In a UK survey, the BBC found that, on average, less than 1 in 10 Brits know when some of the most famous vegetables and fruits are in season. These days, there are already quite a few supermarkets that give us year-round access to so many products that we don’t even think about how they are grown and end up on store shelves.
Of the 2000 Britons surveyed, only 5% could tell when blackberries are ripe and juicy. Only 4% guessed when plum season is coming. And only 1 out of 10 people could accurately name the gooseberry season. And all this despite the fact that 86% of consumers say they believe in the importance of seasonality, and 78% say they buy products in their seasons.
Among all of our food problems—obesity, the ever-increasing number of ready meals, our reluctance to cook—is it really worth worrying about people not knowing when a certain food is in season?
Jack Adair Bevan runs an Ethicurean restaurant in Bristol that, as far as possible, uses only seasonal produce from the garden. Despite this commendable approach, Jack does not think of criticizing those who are not so one with the flow of nature. “We have it all at our fingertips, in our own garden, and we can keep track of the seasons without any problems. But I understand that it will not be easy for someone without a garden. And if everything that people need is available in stores all year round, of course, it’s hard to refuse it.”
Tan Prince, author of Perfect Nature Reserves, agrees. “Buying groceries only in season is not an easy task. But, of course, the products have a natural clock that makes them taste richer in season.”

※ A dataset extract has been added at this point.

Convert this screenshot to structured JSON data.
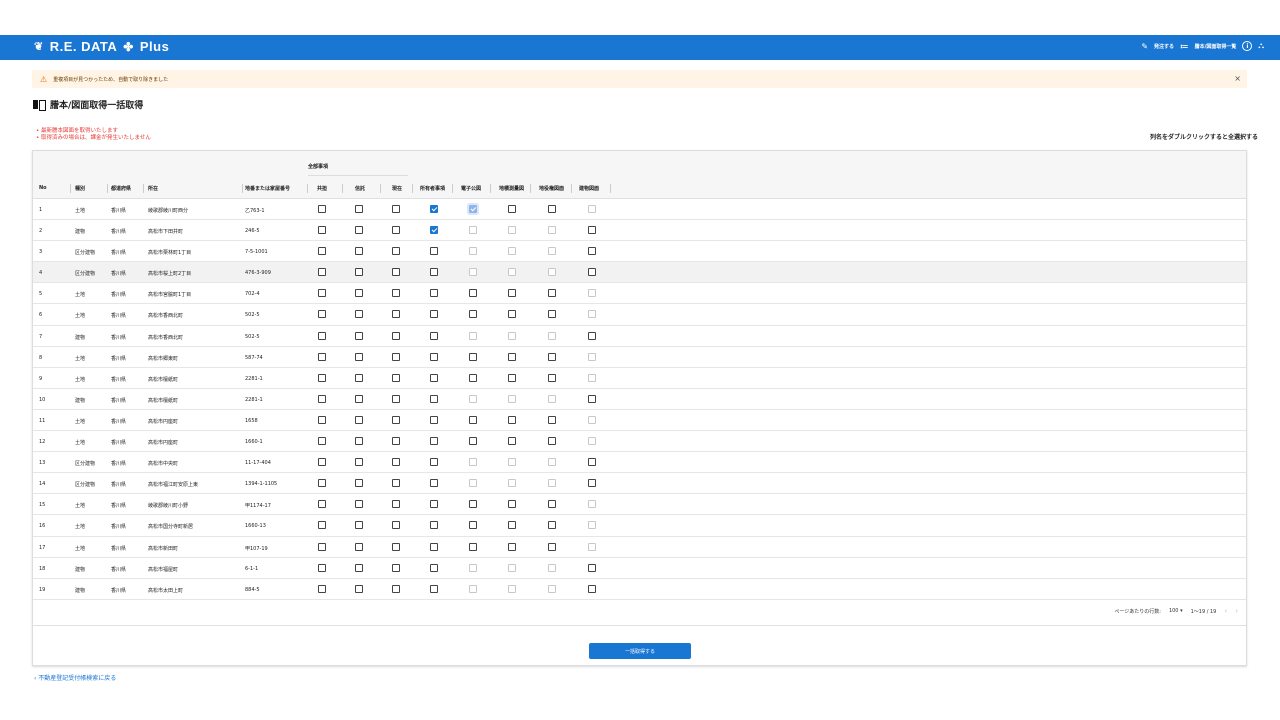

Of course, the quality of taste is among the first reasons on the list why it is worth buying products in season. Few people will be pleased with a pale January tomato or fresh strawberries on the Christmas table.
However, the arguments for seasonal produce go beyond taste. For example, the British farmer and founder of Riverford, an organic farm and vegetable box company, said in an interview: “I am a supporter of local food partly for environmental reasons, but mainly because I think it is important that people feel connected to where it comes from. their food.”
You can equate seasonal products with local ones, but not everyone is a strong argument in favor of seasonal shopping. Other proponents of seasonal produce use words like “harmony.” It’s a good idea, but it’s as weak as a winter strawberry.
But the economic arguments are quite specific. The law of supply and demand states that the abundance of strawberries in June makes the product cheaper than in the off-season.
No less convincing argument is, perhaps, simply the need to support local producers.
Ultimately, whether you eat in-season or out-of-season is not something you should worry about in the first place. Although, of course, careful attention to this issue has its advantages!